WBC world heavyweight champion Tyson Fury says he's "moved on" from facing Deontay Wilder for a third time.
"I was looking forward to smashing Wilder again. A quick and easy fight," Fury told The Athletic. "But Wilder and his team were messing around with the date. They don't really want to fight the lineal heavyweight champion. They know how it ends. The world knows how it will end: with Wilder on his ass again."
Fury was initially expected to face Wilder in a third encounter between the pair at Allegiant Stadium, the home of the NFL's Las Vegas Raiders, on Dec. 19.
But with no crowd because of restrictions due to the coronavirus pandemic, promoters and broadcasters have yet to announce plans for the trilogy fight.
Fury also said Wilder's side kept moving back the date.
"Then they asked me if I would agree to push it to December. I agreed to Dec. 19," Fury said. "Then they tried to change the date again into next year. I've been training. I'm ready. When they tried moving off Dec. 19 and pushing to next year, enough was enough. I've moved on."
Fury (30-0-1, 21 KOs), 32, from Manchester, England, wants to box again this year after stopping Wilder in seven rounds in February.
Wilder (41-1-1, 40 KOs), 34, from Alabama and who drew with Fury in December 2018 in their first fight, is contractually entitled to a rematch, but Warren says if a third fight cannot be organized with Fury in December, then the Englishman will fight someone else.

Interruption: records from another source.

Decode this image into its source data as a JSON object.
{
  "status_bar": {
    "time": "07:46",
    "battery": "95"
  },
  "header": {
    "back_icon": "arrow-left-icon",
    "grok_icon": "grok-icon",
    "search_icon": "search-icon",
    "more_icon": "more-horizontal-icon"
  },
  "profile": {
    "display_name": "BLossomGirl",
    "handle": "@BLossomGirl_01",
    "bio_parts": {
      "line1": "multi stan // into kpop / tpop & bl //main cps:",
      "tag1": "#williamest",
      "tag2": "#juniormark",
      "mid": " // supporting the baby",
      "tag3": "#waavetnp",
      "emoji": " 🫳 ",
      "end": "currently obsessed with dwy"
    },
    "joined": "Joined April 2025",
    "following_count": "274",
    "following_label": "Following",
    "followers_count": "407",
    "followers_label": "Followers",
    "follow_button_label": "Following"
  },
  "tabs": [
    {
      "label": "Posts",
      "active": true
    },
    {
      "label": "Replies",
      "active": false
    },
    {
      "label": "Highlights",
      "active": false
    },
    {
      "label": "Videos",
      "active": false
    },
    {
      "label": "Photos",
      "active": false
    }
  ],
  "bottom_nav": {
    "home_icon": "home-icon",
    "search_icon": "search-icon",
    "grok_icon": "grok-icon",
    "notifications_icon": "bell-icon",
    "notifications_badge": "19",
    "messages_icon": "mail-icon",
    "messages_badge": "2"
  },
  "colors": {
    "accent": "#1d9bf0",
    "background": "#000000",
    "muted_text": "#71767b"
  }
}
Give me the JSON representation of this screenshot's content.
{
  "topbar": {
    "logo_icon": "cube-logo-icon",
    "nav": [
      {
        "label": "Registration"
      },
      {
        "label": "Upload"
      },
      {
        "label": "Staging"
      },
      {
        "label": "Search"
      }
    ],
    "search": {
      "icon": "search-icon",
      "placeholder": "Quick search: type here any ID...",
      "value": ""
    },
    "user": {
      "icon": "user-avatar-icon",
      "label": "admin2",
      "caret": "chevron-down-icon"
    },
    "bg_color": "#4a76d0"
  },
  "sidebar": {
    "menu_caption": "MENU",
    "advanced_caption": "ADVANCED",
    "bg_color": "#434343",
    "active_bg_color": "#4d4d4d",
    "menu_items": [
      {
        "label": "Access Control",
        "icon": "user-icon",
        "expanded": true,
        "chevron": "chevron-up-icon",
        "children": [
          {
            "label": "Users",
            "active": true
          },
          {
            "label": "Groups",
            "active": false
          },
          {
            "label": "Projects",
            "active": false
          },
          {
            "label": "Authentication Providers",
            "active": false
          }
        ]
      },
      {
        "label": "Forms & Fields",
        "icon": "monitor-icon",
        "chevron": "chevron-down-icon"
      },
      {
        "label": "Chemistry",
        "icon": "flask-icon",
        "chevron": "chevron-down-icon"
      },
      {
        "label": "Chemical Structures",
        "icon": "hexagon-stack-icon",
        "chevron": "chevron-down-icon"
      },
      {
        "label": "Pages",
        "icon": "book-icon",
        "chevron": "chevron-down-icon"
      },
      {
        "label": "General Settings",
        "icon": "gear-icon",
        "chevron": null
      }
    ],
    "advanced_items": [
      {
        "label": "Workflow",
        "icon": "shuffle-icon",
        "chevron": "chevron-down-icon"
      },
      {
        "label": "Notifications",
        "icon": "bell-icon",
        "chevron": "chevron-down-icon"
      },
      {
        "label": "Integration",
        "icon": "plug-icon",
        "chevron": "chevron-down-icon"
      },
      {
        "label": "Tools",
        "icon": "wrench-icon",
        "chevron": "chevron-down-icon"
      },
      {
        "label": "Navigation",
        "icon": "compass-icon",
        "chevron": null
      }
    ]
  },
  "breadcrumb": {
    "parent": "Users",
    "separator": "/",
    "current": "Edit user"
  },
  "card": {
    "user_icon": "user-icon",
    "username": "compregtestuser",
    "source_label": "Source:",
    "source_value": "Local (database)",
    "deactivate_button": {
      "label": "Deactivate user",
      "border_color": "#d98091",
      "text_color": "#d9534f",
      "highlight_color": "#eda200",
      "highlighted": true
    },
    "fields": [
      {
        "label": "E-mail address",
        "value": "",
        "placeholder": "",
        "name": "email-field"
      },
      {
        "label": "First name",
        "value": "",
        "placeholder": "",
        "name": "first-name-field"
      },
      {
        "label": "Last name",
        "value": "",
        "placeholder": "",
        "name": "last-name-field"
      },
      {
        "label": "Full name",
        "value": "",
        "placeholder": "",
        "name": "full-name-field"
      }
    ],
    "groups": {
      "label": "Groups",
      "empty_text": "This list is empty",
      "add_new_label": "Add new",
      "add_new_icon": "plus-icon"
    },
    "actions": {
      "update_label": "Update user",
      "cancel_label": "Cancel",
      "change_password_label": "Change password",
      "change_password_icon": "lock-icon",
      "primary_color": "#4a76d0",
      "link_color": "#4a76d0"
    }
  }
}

"I don't know if that fight [Fury vs. Wilder] can get on this year," Fury's co-promoter, Frank Warren, told BT Sport.
"Promoters on both sides, we have worked very hard to make it happen, but it's looking like it will not happen. There's talk about it happening next year. Tyson has been training like a lot of guys solidly since February, and he wants to fight this year.
"My concern is Tyson's welfare and well-being, and delivering what he wants, so he will fight this year. Contractual commitments are what they are, but contracts do not go on forever, and if the fight cannot be delivered within the contractual period, Tyson will move on and maybe revisit the fight another time.
"He will be out this year because that's what he wants."
Warren said Fury-Wilder III will happen only if "someone comes up with a truckload of money with assurances that it's real."
Wilder's manager, Shelly Finkel, told ESPN's Steve Kim on Saturday that Warren is "incorrect," and that they have a contract for a fight.
One option for Fury would be to box an alternative opponent -- and possibly without the titles on the line -- at the Royal Albert Hall in London on Dec. 5, when Warren will stage a show featuring English light heavyweight Anthony Yarde and Lyndon Arthur.
If Fury passes on Wilder, it opens up the possibility of a world title unification fight in 2021 against English rival Anthony Joshua, the WBA-IBF-WBO world champion, who will defend his titles against Bulgaria's Kubrat Pulev on Dec. 12.
Warren also said rival world junior welterweight champions Josh Taylor (WBA-IBF) of Scotland and Jose Ramirez (WBC-WBO) of the United States will face each other next. Ramirez's WBO mandatory challenger, Jack Catterall, has agreed to wait to face the winner of Taylor-Ramirez, according to Warren.
And American Jamel Herring will defend his WBO world junior lightweight title against Northern Ireland's Carl Frampton, a former world champion at featherweight and junior featherweight, before the end of the year, according to the British promoter.